Similarly, Dr. Daniel Sears and Martha sum up the benefits of attachment parenting for both children and parents:


  • is more trusting
  • feels more competent
  • grows better
  • feels right, acts right
  • is better organized
  • learns language more easily
  • establishes healthy independence
  • learns intimacy
  • learns to give and receive love


  • become more confident
  • are more sensitive
  • can read baby’s cues
  • respond intuitively
  • flow with baby’s temperament
  • find discipline easier
  • become keen observers
  • know baby’s competencies and preferences
  • know which advice to take and which to disregard

Parents and baby experience:

  • mutual sensitivity
  • mutual giving
  • mutual shaping of behavior
  • mutual trust
  • feelings of connectedness
  • more flexibility
  • more lively interactions
  • brings out the best in each other

Having said that, there is plenty out there on the potential drawbacks of attachment parenting. This includes parents being prone to self-judgment if they don’t feel as though they’re doing everything perfectly. Attachment parenting has also been criticized for being fear-based, anti-sleep-training, anti-formula, and, in some cases, anti-feminist (because some believe it requires mothers to be in constant contact with their child, which makes it hard to do anything else). But because parenting is such a personal decision, it’s up to you to determine which style works best for you at this point in your life.

Quotes about attachment parenting and parenthood

“The word on the street was that I had two options when it came to caring for my future baby: I could either eat, sleep, drink, bathe, walk, and work with my baby permanently affixed to my body until the two of us meld into one, or I could leave my baby out naked on a cold millstone to cry, refusing to hold or feed her until the schedule allowed. Apparently, there was no in between.” ― Rachel Held Evans, A Year of Biblical Womanhood

“There are two philosophies when it comes to getting young children to sleep. There is ‘sleep training,’ which basically involves putting your kids to bed and listening to them scream all night; or there is ‘attachment parenting,’ which essentially involves lying down with your kids, cuddling them, and then listening to them scream all night.” ― Jim Gaffigan

“There are many different ways of approaching parenting as there are cultures. However, in non-industrialized cultures, the similarities are also striking.
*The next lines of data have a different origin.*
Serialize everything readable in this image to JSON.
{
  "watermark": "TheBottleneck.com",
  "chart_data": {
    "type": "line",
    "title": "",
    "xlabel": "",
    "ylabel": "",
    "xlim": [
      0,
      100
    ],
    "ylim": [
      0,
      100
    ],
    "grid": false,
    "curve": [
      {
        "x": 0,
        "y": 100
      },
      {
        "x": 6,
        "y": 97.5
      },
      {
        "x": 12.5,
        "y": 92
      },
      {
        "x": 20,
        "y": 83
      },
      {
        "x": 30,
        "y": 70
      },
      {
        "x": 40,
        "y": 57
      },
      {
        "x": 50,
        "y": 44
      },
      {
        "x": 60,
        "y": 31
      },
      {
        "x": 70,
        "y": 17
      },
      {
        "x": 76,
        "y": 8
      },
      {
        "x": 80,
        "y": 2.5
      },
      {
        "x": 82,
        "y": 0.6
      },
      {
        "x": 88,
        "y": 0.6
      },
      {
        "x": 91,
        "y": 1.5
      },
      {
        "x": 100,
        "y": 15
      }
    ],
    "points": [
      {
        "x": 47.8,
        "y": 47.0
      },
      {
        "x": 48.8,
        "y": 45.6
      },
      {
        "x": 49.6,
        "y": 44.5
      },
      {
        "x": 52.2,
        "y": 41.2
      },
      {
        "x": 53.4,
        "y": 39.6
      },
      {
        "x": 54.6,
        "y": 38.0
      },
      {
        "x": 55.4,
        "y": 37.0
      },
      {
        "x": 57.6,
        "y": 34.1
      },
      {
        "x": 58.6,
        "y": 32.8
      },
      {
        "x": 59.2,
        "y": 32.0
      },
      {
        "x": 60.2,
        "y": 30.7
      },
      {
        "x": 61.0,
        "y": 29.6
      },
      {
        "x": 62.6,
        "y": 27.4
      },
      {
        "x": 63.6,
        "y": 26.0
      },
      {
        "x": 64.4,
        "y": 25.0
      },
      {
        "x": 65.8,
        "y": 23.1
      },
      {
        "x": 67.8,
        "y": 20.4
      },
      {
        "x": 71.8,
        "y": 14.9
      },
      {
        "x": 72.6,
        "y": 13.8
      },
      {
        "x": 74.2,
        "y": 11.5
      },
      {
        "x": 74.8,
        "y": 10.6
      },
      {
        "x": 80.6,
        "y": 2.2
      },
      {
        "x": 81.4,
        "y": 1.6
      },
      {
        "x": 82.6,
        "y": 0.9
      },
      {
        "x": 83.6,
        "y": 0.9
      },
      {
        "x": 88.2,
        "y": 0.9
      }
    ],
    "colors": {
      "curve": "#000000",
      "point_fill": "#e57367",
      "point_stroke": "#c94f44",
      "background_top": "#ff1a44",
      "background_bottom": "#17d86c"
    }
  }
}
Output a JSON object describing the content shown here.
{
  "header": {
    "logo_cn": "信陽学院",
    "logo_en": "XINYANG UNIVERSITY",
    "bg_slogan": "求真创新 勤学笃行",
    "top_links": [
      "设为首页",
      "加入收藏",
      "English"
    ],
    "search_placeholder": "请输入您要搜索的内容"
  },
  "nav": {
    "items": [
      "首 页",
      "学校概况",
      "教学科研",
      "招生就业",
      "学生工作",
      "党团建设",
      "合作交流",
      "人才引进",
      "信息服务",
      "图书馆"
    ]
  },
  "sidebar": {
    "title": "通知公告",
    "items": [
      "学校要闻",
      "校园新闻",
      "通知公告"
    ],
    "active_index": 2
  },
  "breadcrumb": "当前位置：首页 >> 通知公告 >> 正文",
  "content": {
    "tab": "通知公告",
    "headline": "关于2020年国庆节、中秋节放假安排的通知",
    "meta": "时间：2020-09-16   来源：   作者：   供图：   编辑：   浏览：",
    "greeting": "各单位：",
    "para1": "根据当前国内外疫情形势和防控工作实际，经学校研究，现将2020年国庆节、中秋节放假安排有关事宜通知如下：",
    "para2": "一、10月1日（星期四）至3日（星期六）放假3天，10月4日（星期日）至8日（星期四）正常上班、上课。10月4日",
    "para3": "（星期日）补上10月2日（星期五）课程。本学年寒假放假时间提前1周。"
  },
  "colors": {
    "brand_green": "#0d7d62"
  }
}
Extended nursing, co-sleeping, carrying the baby in close physical contact, responding promptly to cries or distress, never leaving a baby alone, are all virtually universal in traditional societies that have not become overly “westernized”.” ― Ingrid Bauer

“In between every action and reaction, there is a space. Usually the space is extremely small because we react so quickly, but take notice of that space and expand it. Be aware in that space that you have a choice to make. You can choose how to respond, and choose wisely, because the next step you take will teach your child how to handle anger and could either strengthen or damage your relationship.” ― Rebecca Eanes

“Motherwhelm isn’t a problem, it’s a rite of passage. Once we recognize it as such and honor these intense times (and intense seasons of our lives) for the potential they have to help us get clear on what we want and what no longer serves us, we can use that intensity to our advantage. We can learn to direct our energy toward choices that create the connections, experiences, and ways of life we most deeply desire. We can learn to cultivate healthier, kinder relationships with ourselves and, in doing so, model healing and health and empowerment for generations to come.”
― Beth Berry

“In the first several months of life, a baby’s wants are a baby’s needs.” ― William Sears, The Attachment Parenting Book : A Commonsense Guide to Understanding and Nurturing Your Baby

“If baby is thriving, but Mom is completely burned out because she is not getting the help she needs, something has to change.” ― William Sears, The Attachment Parenting Book : A Commonsense Guide to Understanding and Nurturing Your Baby

“It’s not our job to toughen our children up to face a cruel and heartless world. It’s our job to raise children who will make the world a little less cruel and heartless.” – L.R. Knost